Hmm..that brings back a memory I forgot. I wonder if I log all these tornadoes on my list? Anyway, may not be the same event but once I was riding along with Geoff Mackley and the MESO crew as we drove into the darkness and storms. I finally got radar and warnings only to find we were in the current path of a tornado. We parked under an overpass and waited it out in intense wind (I don't know how strong). The tornado passed and a bit ahead were a couple of semi's blown over that we had watched drive on during the onslaught. I heard later it had passed like supposedly 140 yards away when they went back and looked for the damage path.

Another occasion (a couple of years ago) I was headed back from a chase in the Tx panhandle. Day of the Stratford tornado which I was just late for and missed. Heading back at night following the large intense tornadic squall line I headed through Shamrock (I believe) and along I40. Emergency vehicles were everywhere. For a while a tornado had travelled right down the road in the dark. People, chasers, families were oblivious. Cars were overturned, light poles smashed, etc. Not sure but perhaps that could have been the event you mention but I don't know if anyone got video of it. I think that was also the day a chaser waited too long and the tornado ran him over. He abandoned his vehicle and held on to a pole next to the overpass as the tornado proceeded to destroy a gas station across the street.

Yep - night chasing is interesting.... :lol:
Anyhow, I remember watching this video on the web where people were driving on a highway or interstate. Suddenly, the lights for the freeway cut out and this semi in front of them is overturned from what I believe was a tornado. Has anyone seen the video I'm talking about? I saw it once but forgot to right down the link. That video was just amazing.

I'm guessing that was Chris Collura's clip from Florida.
I know this question was probably directed more toward tornado chasers, but I’ll offer my 2 cents anyway. :wink:

I chase hurricanes, and I chase no matter what time of day. A hurricane landfall is such a rare occurrence (compared with a severe-weather outbreak) that I feel I have to chase them whenever they come. Also, I don’t live in a hurricane region, so I commit to the chase and fly to the threatened region well before it's clear what time the storm will be coming ashore.

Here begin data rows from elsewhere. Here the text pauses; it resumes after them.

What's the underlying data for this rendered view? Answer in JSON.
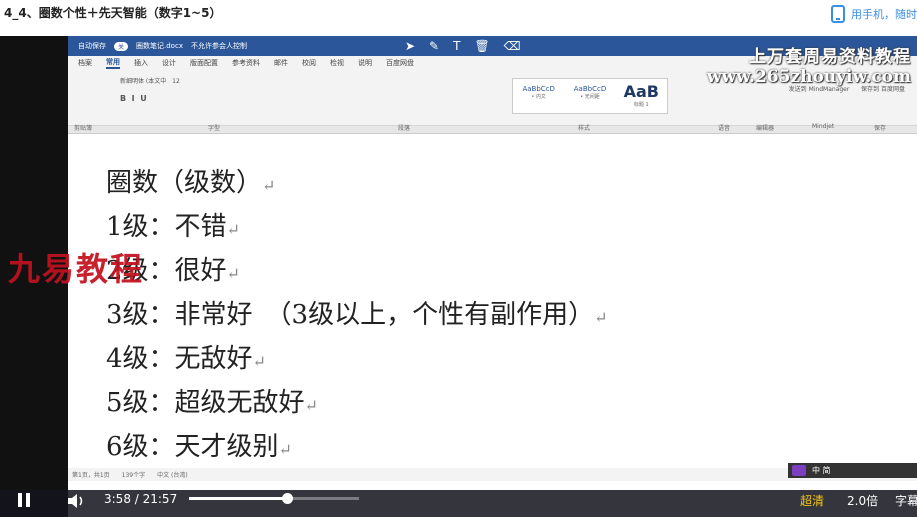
{
  "page": {
    "title": "4_4、圈数个性＋先天智能（数字1~5）",
    "mobile_hint": "用手机，随时"
  },
  "word": {
    "autosave": "自动保存",
    "toggle": "关",
    "doc_name": "圈数笔记.docx",
    "edit_restrict": "不允许参会人控制",
    "tabs": [
      "档案",
      "常用",
      "插入",
      "设计",
      "版面配置",
      "参考资料",
      "邮件",
      "校阅",
      "检视",
      "说明",
      "百度网盘"
    ],
    "active_tab": "常用",
    "font_name": "新细明体 (本文中",
    "font_size": "12",
    "styles": [
      "AaBbCcD",
      "AaBbCcD",
      "AaB"
    ],
    "style_names": [
      "• 内文",
      "• 无间距",
      "标题 1"
    ],
    "group_labels": [
      "剪贴簿",
      "字型",
      "段落",
      "样式",
      "语音",
      "编辑器",
      "Mindjet",
      "保存"
    ],
    "right_labels": [
      "发送到 MindManager",
      "保存到 百度网盘"
    ],
    "share": "共用",
    "comments": "注解"
  },
  "document": {
    "lines": [
      "圈数（级数）",
      "1级：不错",
      "2级：很好",
      "3级：非常好　（3级以上，个性有副作用）",
      "4级：无敌好",
      "5级：超级无敌好",
      "6级：天才级别"
    ],
    "para_mark": "↵"
  },
  "watermarks": {
    "left_red": "九易教程",
    "top_right_1": "上万套周易资料教程",
    "top_right_2": "www.265zhouyiw.com"
  },
  "status": {
    "items": [
      "第1页，共1页",
      "139个字",
      "中文 (台湾)"
    ]
  },
  "ime": {
    "text": "中  简"
  },
  "player": {
    "current_time": "3:58",
    "total_time": "21:57",
    "time_text": "3:58 / 21:57",
    "progress_fraction": 0.181,
    "quality": "超清",
    "speed": "2.0倍",
    "subtitle": "字幕"
  }
}
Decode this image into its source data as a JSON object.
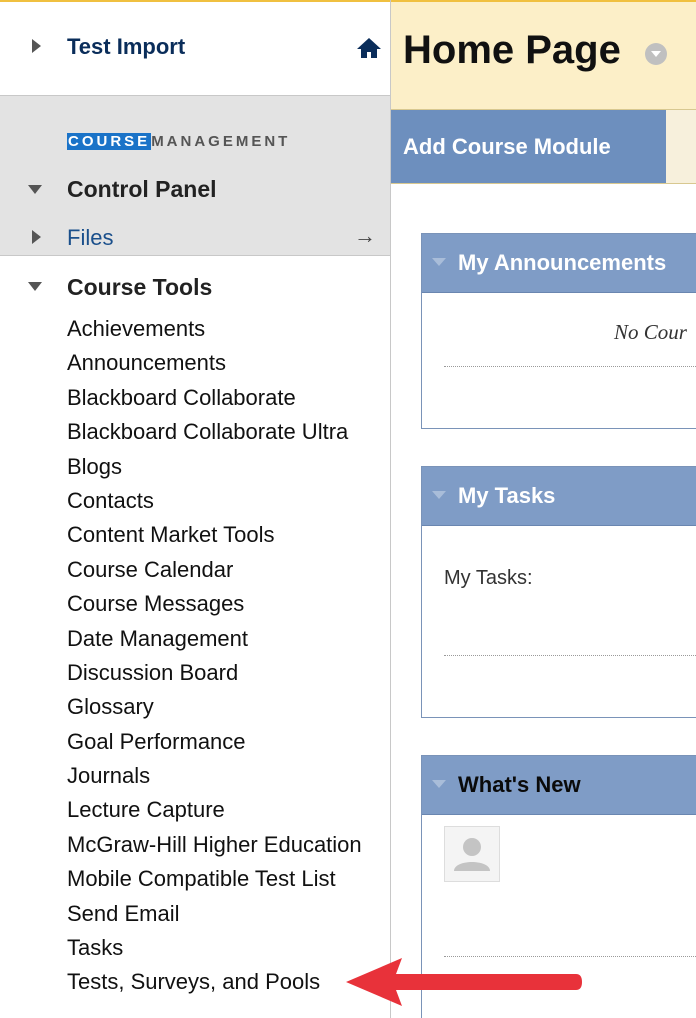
{
  "sidebar": {
    "course_title": "Test Import",
    "management_heading_part1": "COURSE",
    "management_heading_part2": "MANAGEMENT",
    "control_panel_label": "Control Panel",
    "files_label": "Files",
    "files_arrow": "→",
    "course_tools_label": "Course Tools",
    "tools": [
      "Achievements",
      "Announcements",
      "Blackboard Collaborate",
      "Blackboard Collaborate Ultra",
      "Blogs",
      "Contacts",
      "Content Market Tools",
      "Course Calendar",
      "Course Messages",
      "Date Management",
      "Discussion Board",
      "Glossary",
      "Goal Performance",
      "Journals",
      "Lecture Capture",
      "McGraw-Hill Higher Education",
      "Mobile Compatible Test List",
      "Send Email",
      "Tasks",
      "Tests, Surveys, and Pools"
    ]
  },
  "main": {
    "page_title": "Home Page",
    "add_module_label": "Add Course Module",
    "modules": {
      "announcements": {
        "title": "My Announcements",
        "empty_text": "No Cour"
      },
      "tasks": {
        "title": "My Tasks",
        "body_label": "My Tasks:"
      },
      "whats_new": {
        "title": "What's New"
      }
    }
  },
  "colors": {
    "header_bg": "#fcefc8",
    "module_header": "#7f9cc6",
    "add_module_button": "#6d8fbe",
    "annotation_arrow": "#e8323a",
    "link_blue": "#1a4f8b",
    "highlight": "#1a73c8"
  },
  "icons": {
    "home": "home-icon",
    "expand_collapse": "triangle-icon",
    "annotation": "red-arrow-icon"
  }
}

That having been said, I do not like night chases. In a nutshell, they're a lot more dangerous and the footage is a lot less interesting. Since hurricanes don't usually have a lot of lightning (unlike tornadoes), you’re forced to film subject-matter close to street lamps in order to convey the experience. And with such constraints, the shots can have less variety. The sounds are just as dramatic, but you just can’t see a lot of what is happening.

I have done two "partial" night chases:

* Bret, 1999, TX-- the storm's brunt occurred in my location just around nightfall.
* Wilma, 2005, FL-- the sun rose during the eye, so the front side of the storm occurred at night and the back side during the day (check out my footage Fortunately the most dramatic weather with this one happened by daylight! :)
First off, that "living on the edge" stuff is what, in my opinion, has drawn all the yahoos to this endeavor and clogged up the roads during a chase. For the record, I'm not calling you a yahoo personally. Living on the edge is not what chasing should be about at all.
Yes, I've night chased. And on May 16th, '92 in Knox Co. Nebraska I almost drove right into a tornado. Ohhh, I came close. Thankfully, after seeing what I was doing, I hit the brakes....did a 180 (Bat-turn) and hauled butt up to the closest farmhouse light I could see....with the nader right on my tail. I knocked on the door, and when the two very very old folks inside failed to hear me.....I just barged right in screaming "tornado". We made it just downstairs into their celler as the nader went right by the farmhouse.
That night, and the few other times I've night-chased....was always at the tail end of my chase vacation...when I had little to show for the season...and I was desperate to get "something". It made me do what I normally wouldn't think of doing. And believe me, it took me out of my comfort zone in a big way.